‘Last of the Famous International Playboys’
This non-album single, which came out between his first and second albums is one of his best songs. It’s based on real-life London gangsters.
‘The More You Ignore Me, the Closer I Get’
One of two No. 1 modern-rock songs Morrissey scored in the ’90s, ‘The More You Ignore Me, the Closer I Get’ comes with an artsy black-and-white video.
‘My Love Life’
Between his second and third solo albums, Morrissey released the somber ‘My Love Life.’ He cruises around town with some pals in the video.
‘November Spawned a Monster’
Morrissey kicks around in the desert in this video for this 1990 single, which eventually ended up on the compilation album ‘Bona Drag.’
Morrissey’s first solo single, from 1988, is very Smiths-like. The video doesn’t do much — Moz pretty much just walks around town — but it suits the song’s mood.
The No. 1 modern-rock hit, from 1992’s ‘Your Arsenal’ (his best solo album), is straight-up Morrissey: black and white and bustling with an alley stroll.
‘We Hate It When Our Friends Become Successful’
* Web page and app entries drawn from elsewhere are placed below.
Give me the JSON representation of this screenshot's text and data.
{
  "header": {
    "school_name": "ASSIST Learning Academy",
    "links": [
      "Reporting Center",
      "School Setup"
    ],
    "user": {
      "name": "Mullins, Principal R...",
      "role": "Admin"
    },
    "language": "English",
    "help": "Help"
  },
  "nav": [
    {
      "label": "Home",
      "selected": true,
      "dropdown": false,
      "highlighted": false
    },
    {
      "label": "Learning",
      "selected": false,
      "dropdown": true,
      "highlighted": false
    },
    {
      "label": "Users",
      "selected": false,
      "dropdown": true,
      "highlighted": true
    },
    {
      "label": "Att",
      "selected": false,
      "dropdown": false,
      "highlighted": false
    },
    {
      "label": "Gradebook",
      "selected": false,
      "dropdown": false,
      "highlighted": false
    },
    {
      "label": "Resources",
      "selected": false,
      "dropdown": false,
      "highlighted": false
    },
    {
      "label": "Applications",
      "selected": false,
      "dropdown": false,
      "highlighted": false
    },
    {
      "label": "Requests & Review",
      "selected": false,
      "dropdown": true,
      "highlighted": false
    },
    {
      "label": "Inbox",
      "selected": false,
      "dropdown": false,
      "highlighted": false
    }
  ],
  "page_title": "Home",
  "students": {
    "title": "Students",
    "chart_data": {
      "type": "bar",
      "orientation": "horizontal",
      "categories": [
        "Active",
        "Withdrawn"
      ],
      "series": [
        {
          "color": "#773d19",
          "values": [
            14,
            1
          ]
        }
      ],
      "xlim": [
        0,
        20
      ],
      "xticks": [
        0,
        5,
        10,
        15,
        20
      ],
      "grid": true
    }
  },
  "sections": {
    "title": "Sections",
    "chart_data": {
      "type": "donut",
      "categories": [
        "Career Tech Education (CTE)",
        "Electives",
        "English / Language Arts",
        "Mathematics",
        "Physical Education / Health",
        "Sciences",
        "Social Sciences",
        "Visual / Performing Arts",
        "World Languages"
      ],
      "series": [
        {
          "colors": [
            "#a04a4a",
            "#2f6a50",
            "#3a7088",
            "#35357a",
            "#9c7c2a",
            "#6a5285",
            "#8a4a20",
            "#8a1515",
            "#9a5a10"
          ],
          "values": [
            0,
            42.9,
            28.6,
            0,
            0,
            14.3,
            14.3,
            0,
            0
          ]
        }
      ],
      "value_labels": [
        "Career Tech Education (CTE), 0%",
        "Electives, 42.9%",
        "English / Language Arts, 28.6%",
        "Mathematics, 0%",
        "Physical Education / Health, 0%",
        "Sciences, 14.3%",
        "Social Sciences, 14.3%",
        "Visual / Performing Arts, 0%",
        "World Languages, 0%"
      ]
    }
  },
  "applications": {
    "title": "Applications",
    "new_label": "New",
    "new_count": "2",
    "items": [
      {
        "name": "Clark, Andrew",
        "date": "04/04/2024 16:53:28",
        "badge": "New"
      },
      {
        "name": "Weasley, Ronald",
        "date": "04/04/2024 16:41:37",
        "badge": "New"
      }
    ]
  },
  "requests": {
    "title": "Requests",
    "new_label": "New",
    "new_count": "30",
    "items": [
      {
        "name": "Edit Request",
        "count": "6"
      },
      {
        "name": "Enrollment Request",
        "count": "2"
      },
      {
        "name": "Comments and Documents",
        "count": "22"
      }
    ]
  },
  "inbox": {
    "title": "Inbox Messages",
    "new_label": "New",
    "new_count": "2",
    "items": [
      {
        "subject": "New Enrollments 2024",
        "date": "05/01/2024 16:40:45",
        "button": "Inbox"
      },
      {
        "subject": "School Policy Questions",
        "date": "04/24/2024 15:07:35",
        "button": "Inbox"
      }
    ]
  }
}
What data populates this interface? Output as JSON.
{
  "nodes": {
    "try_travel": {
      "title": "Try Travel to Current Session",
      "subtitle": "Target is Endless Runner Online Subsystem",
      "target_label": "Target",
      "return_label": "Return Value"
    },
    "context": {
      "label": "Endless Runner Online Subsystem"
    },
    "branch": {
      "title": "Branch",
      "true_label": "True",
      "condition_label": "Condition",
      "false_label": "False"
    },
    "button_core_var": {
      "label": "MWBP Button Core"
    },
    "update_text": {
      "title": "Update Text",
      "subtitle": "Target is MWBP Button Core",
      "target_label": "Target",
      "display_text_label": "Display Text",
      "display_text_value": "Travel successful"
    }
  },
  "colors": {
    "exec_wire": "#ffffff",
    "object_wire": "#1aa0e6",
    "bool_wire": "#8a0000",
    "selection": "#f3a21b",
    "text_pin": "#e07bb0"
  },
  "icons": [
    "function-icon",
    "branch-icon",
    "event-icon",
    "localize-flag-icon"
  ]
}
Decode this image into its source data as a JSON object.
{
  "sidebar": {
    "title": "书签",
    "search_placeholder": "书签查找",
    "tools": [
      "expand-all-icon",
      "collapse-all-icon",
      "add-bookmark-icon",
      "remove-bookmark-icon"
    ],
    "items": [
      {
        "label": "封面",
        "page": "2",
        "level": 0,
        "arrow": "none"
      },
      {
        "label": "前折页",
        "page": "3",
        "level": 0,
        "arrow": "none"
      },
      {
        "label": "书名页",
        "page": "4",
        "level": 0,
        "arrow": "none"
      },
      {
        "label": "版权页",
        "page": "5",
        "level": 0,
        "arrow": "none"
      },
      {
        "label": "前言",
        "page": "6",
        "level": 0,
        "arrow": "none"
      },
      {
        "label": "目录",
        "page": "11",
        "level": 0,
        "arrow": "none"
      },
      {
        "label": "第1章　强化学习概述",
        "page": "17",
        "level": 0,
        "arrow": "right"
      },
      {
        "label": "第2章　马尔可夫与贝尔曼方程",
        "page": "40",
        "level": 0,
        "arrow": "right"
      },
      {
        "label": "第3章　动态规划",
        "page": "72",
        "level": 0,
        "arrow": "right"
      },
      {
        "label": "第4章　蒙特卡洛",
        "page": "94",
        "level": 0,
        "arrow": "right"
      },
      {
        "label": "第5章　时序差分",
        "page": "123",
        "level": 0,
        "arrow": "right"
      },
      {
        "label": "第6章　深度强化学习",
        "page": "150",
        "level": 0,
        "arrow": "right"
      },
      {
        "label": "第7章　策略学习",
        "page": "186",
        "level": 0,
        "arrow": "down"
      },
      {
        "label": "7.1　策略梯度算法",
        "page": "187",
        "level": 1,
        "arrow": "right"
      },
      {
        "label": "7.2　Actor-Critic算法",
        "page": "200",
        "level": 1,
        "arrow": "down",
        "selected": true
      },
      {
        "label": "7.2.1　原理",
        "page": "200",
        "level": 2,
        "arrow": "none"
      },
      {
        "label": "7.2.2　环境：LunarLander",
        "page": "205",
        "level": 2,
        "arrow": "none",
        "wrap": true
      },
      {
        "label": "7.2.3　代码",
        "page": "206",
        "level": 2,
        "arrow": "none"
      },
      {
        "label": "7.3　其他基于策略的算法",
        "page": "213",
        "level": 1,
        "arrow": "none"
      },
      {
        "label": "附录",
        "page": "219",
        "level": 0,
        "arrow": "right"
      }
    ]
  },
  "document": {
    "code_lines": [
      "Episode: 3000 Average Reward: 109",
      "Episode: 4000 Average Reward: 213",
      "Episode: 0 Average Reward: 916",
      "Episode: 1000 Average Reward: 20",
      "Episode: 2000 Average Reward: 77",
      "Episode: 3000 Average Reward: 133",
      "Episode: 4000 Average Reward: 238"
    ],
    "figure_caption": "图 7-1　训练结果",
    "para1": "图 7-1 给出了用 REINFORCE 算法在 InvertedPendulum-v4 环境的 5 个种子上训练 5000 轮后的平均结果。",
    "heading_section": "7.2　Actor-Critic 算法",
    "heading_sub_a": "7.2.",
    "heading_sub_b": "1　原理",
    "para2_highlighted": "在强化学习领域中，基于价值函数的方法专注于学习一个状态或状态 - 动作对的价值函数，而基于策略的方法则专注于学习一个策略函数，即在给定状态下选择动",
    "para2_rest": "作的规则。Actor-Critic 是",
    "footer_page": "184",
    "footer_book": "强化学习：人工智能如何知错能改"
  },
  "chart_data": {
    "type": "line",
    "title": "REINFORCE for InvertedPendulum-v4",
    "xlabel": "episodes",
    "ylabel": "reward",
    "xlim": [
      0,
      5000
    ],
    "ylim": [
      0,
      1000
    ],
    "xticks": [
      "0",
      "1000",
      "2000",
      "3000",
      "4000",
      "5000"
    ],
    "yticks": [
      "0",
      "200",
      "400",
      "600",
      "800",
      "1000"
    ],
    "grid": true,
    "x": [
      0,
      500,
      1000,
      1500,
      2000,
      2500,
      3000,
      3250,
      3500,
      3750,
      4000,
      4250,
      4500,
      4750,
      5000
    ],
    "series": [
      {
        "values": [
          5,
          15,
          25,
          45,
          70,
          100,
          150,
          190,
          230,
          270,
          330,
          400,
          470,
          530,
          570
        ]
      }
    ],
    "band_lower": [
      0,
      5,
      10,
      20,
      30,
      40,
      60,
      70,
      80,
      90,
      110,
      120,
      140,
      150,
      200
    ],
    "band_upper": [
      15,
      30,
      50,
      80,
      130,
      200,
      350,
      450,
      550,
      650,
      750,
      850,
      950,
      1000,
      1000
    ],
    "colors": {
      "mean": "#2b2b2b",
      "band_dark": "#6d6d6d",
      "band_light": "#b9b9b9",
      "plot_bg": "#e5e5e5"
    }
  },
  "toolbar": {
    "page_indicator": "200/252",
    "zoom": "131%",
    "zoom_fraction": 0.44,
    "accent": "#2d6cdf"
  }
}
Another killer cut from the ‘Your Arsenal’ album. Morrissey gets a little playful in this colorful video for ‘We Hate It When Our Friends Become Successful.’
‘The Youngest Was the Most Loved’
The 2006 album ‘Ringleader of the Tormentors’ wasn’t a huge hit. But this video — featuring a handcuffed Morrissey — is somewhat striking.